Yes, aunt Karen’s 35mm film SLR will not outperform modern digital camera resolution, however, a medium or large format will leave them in their digital dust!
Digital Grain (or Noise) vs. Film Grain
Unwanted textures in your images are referred to as grain if you’re shooting film and noise on your digital file. In film, this is the result of the silver halide crystals not receiving enough light. Conversely, digital, the noise is a result of visual distortion and it is also cause by the electronic sensor trying to deal with a lack of light and is born from the inability of the sensor electrical interference. Of course, increasing ISO, or using a high-speed film makes your images more susceptible to noise and grain.
Dynamic Range or Well Forgiveness…
Historically, film has a high level of dynamic range and as a result has always been the choice over digital. However, in the past 2-3 years some very high-end sensors, powerful file processing software and components keep the dynamic range and contrast ratio higher in digital systems. Film had a good run with dynamic range, but digital cameras can easily match it these days.
Film is available at speeds between 1 and 3200 ISO, yet you can find 6400. You can also push the film, by underexposing it and over developing it, this is called pushing. Pushing film increases the contrast. Professional digital cameras, such as the Nikon D5, can produce images with an ISO of 3.2 Million. Digital cameras have the greatest advantage in this scenario as you can readily change ISO back and forth as you see fit.
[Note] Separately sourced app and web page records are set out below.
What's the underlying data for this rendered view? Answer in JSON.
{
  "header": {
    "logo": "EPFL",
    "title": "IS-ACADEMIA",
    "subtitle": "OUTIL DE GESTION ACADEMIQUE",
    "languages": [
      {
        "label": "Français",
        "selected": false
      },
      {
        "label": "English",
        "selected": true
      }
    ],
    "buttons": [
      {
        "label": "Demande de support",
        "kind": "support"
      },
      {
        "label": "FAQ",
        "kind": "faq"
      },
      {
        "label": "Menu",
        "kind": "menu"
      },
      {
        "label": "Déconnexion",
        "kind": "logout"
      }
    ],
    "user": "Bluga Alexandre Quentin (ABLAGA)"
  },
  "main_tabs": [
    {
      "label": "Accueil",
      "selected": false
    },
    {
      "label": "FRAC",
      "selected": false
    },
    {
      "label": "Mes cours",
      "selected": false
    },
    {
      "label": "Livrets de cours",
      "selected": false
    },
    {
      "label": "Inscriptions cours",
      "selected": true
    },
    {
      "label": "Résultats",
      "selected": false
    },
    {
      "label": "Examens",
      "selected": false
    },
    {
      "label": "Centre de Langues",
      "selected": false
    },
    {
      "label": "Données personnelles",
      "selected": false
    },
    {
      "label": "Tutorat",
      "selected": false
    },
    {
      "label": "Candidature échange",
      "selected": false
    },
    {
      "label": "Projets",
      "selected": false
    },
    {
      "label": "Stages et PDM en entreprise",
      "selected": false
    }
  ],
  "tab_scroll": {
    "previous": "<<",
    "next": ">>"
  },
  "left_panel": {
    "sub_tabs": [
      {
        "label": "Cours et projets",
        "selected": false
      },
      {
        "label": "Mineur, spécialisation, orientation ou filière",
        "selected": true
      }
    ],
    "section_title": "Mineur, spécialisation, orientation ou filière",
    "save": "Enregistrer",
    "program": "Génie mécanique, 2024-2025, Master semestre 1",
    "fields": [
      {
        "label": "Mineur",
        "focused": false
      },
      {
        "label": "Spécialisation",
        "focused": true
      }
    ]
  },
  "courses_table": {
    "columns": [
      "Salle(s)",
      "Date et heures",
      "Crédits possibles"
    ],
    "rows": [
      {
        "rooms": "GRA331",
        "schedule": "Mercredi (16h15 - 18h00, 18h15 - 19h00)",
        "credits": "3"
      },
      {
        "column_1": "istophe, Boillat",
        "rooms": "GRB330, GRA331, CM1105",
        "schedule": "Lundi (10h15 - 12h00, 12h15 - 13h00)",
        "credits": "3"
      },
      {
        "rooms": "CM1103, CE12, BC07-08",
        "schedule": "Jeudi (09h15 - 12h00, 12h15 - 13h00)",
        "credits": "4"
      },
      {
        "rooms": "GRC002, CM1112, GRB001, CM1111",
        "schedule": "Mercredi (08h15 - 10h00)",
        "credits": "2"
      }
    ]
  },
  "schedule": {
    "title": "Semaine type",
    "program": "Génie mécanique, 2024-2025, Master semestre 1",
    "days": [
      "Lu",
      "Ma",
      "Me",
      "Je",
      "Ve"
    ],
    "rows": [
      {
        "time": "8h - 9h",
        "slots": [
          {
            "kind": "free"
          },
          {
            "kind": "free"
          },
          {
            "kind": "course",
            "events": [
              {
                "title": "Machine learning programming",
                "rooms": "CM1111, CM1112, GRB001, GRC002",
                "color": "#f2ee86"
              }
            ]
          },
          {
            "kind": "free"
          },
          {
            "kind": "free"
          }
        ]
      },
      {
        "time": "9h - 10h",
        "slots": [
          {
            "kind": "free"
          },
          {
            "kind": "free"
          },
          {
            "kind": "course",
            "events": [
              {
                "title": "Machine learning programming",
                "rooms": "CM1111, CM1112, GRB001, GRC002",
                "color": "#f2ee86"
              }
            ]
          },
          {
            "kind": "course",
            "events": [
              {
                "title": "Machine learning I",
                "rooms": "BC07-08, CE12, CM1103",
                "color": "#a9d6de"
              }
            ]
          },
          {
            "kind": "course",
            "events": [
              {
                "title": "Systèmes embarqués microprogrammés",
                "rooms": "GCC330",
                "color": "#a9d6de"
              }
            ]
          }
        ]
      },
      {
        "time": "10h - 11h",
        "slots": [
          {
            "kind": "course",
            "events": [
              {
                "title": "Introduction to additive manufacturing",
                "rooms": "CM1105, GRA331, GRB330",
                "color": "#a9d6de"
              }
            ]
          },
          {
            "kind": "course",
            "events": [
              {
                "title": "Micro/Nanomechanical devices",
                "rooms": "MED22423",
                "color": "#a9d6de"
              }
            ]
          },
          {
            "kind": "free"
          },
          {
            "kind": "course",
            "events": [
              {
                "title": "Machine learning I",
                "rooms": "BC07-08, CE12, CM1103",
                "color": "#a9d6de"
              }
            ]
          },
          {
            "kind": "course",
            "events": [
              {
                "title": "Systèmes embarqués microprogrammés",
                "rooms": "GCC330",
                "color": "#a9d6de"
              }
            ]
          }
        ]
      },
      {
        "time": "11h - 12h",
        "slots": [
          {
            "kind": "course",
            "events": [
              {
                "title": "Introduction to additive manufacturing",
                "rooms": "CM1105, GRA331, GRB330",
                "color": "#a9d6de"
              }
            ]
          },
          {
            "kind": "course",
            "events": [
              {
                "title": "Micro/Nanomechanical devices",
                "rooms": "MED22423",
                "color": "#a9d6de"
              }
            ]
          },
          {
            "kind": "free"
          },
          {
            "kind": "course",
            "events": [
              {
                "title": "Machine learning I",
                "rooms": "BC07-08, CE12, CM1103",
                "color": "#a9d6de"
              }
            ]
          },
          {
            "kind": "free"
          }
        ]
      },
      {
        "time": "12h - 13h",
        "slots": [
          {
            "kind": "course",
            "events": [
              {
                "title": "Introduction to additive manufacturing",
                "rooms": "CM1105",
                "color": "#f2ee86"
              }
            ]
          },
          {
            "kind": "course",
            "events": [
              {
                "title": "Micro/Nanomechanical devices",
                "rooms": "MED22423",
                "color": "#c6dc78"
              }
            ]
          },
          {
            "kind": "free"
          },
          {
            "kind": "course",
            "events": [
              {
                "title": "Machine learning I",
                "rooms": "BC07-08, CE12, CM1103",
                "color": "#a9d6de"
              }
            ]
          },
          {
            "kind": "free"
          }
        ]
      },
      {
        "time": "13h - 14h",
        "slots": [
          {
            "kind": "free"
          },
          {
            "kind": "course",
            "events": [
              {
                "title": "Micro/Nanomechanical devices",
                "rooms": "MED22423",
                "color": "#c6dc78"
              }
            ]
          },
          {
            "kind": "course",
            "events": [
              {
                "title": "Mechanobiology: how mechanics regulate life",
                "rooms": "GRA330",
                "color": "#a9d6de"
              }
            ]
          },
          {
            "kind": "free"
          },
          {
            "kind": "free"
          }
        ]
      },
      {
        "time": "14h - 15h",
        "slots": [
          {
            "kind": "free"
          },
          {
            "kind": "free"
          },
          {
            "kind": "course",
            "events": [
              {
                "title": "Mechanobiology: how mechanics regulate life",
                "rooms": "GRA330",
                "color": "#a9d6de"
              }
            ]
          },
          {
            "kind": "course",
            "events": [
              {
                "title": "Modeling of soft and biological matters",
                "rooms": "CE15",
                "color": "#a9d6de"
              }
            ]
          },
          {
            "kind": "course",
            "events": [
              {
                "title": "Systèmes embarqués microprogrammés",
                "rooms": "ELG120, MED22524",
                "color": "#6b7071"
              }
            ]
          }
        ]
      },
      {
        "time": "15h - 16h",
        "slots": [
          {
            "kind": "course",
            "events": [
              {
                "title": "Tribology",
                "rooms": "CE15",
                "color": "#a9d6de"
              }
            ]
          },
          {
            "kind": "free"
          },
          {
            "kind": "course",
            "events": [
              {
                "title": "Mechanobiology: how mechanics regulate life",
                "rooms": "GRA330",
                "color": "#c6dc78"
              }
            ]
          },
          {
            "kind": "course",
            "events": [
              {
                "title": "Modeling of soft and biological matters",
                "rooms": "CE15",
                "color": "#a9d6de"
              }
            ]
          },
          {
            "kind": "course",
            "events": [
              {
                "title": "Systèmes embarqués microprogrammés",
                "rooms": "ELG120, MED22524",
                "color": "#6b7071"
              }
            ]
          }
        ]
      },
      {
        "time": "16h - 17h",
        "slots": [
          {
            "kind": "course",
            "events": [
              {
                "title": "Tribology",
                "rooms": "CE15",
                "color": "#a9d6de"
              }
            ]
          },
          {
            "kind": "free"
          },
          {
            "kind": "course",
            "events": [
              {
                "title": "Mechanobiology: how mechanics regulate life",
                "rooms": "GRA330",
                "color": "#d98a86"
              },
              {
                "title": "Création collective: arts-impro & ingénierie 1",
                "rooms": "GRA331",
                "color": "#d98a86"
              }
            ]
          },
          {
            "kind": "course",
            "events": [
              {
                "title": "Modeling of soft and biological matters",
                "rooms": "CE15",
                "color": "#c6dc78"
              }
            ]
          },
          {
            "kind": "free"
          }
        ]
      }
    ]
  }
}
Think about your workflow. If you use a digital system, it is very fast, convenient and efficient to capture a scene, edit and share on social media.
The same workflow with film could be 30 mins to several hours for capturing, three days for processing, 30 mins for scanning and another 30 mins for editing. Even without any glitches it could take over three days to complete a film based professional workflow.
Pros and Cons
- Lower initial cost
- Negatives last an infinite amount of time
- Most do not require batteries
- More forgiving of minor focusing issues
- Tougher cameras for bumps and scrapes
- Need filters for some lighting situations
- Tend to be heavier cameras
- Film takes up physical space
- Cost of film
- Takes longer to see captures
- Lab or home processing
- Many do not have light meters
- Slow or no autofocus
- People tend to ‘pray and spray’
- Point and shoot resolutions produce large prints
- Lighter than film cameras
- Memory cards don’t require much physical space
- Memory cards store hundreds of images
- Can edit images immediately in camera
- Many offer built-in filters
- Digital storage can be lost easily
- Focusing in low light conditions can be difficult
- Can malfunction in extreme situations
My Final Thoughts…
Film was once the pinnacle of modern photography, let’s face it, without film there would be no digital photography. In many ways, digital photography has surpassed film photography. This is in terms of resolution, cost and convenience. Despite this, film photography still holds on to a huge following, and a huge resurgence into film is alive and kicking today. Although several new films have been launched in the last 2 years, the problem with film photography is that many film manufacturers have discontinued more films than have been launched.
Compared to the mid-1990’s only a small portion of original film emulsions remain available and these are becoming more and more expensive each year. Fujifilm eliminate their film faster and faster.
Saying that, there are still start-ups and boutique companies, such as Lomography, Polaroid, Silberra, Ferrania, and others that produce film regularly.
We have the best of both worlds right now and we should be readily using both Analogue and Digital systems. When I feel the need for speed or when I am working for clients and need a faster turnaround, I will take advantage of a digital system. When I can take my time and enjoy the experience of photography film is the magic that helps me appreciate every moment.